Coca-Cola Europacific Partners (CCEP) has announced a collaboration with the University of California, Berkeley (UCB) which aims to develop scalable methods of converting captured CO2 - initially into sugar, but eventually into packaging feedstock.

CCEP Ventures’ initial investment with UCB will support the Peidong Yang Research Group on foundational research which will focus on enabling the production of sugar from CO₂ on-site and at an industrial level, with the expectation of future investments to drive scale – from lab to pilot phase.

The company hopes that the development of lab-scale prototypes could make the generation of essential raw and packaging materials more sustainable in the long term. CCEP says that it could reduce some of the largest CO₂ contributors in supply chains, while saving material, transportation and logistics costs.

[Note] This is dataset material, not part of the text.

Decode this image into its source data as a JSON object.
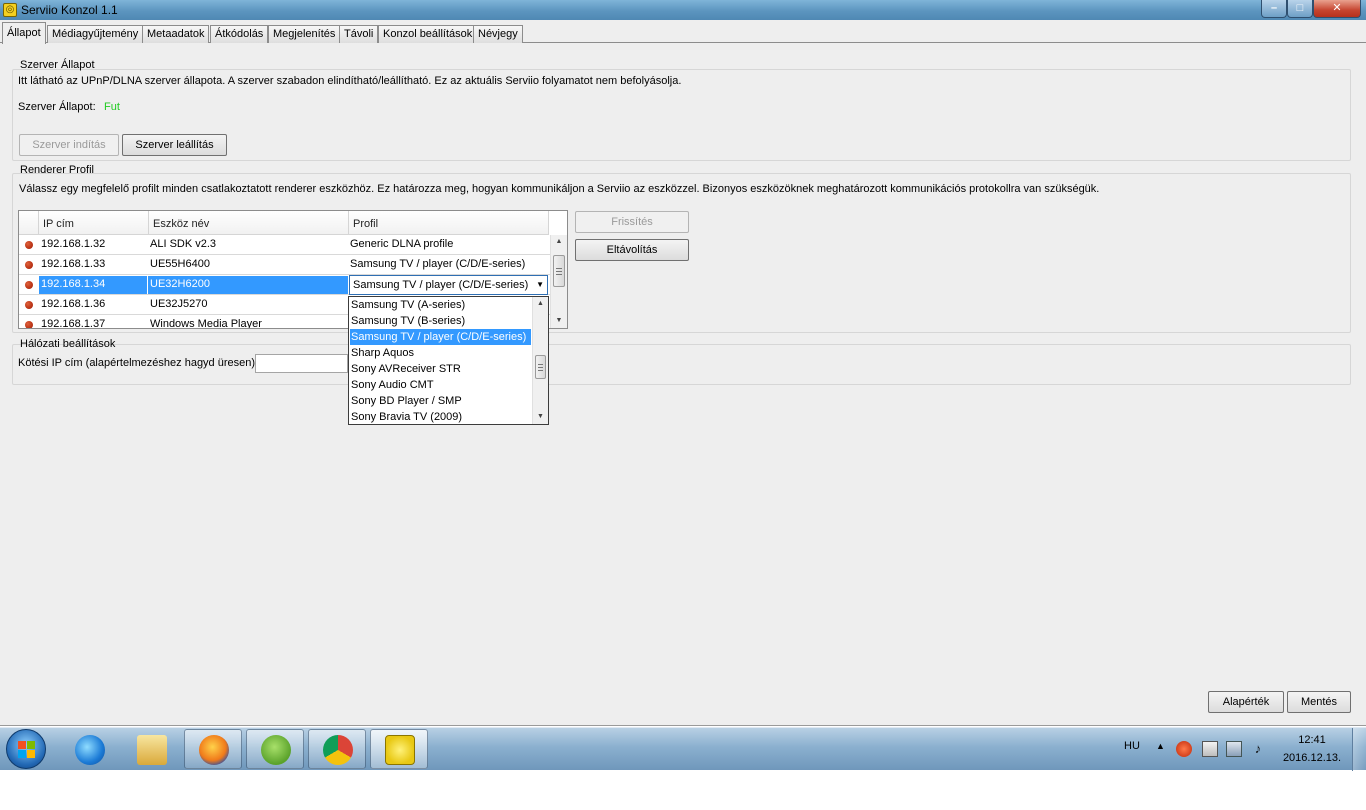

In the longer-term, the organisations argue that this technology could also make the conversion of CO₂ into PET plastic more efficient by reducing the need for crude oil in the manufacturing process and significantly lowering costs.

Craig Twyford, Head of CCEP Ventures at Coca-Cola Europacific Partners, says: “CCEP Ventures is helping us find solutions to industry challenges and provide funding to make these foundational technologies a reality. We’re excited to be involved in this project that could lead the industry in the development of transformational technology capable of converting CO₂ into more complex, usable goods.”

Prof. Peidong Yang at the University of California, Berkeley, adds: “Air to sugar conversion could significantly impact our ability to preserve the natural world. This is a bold scientific vision that would bring immediate environmental benefits, fundamentally transforming the production and distribution of goods across the world.

“We are pleased to be working with CCEP Ventures on research that could make a significant impact on our ability to create a more sustainable future.”

The Peidong Yang Group at the University of California, Berkeley recently received a prize from NASA for a viable prototype for conversion of CO₂ to sugar for potential use on long-haul space missions.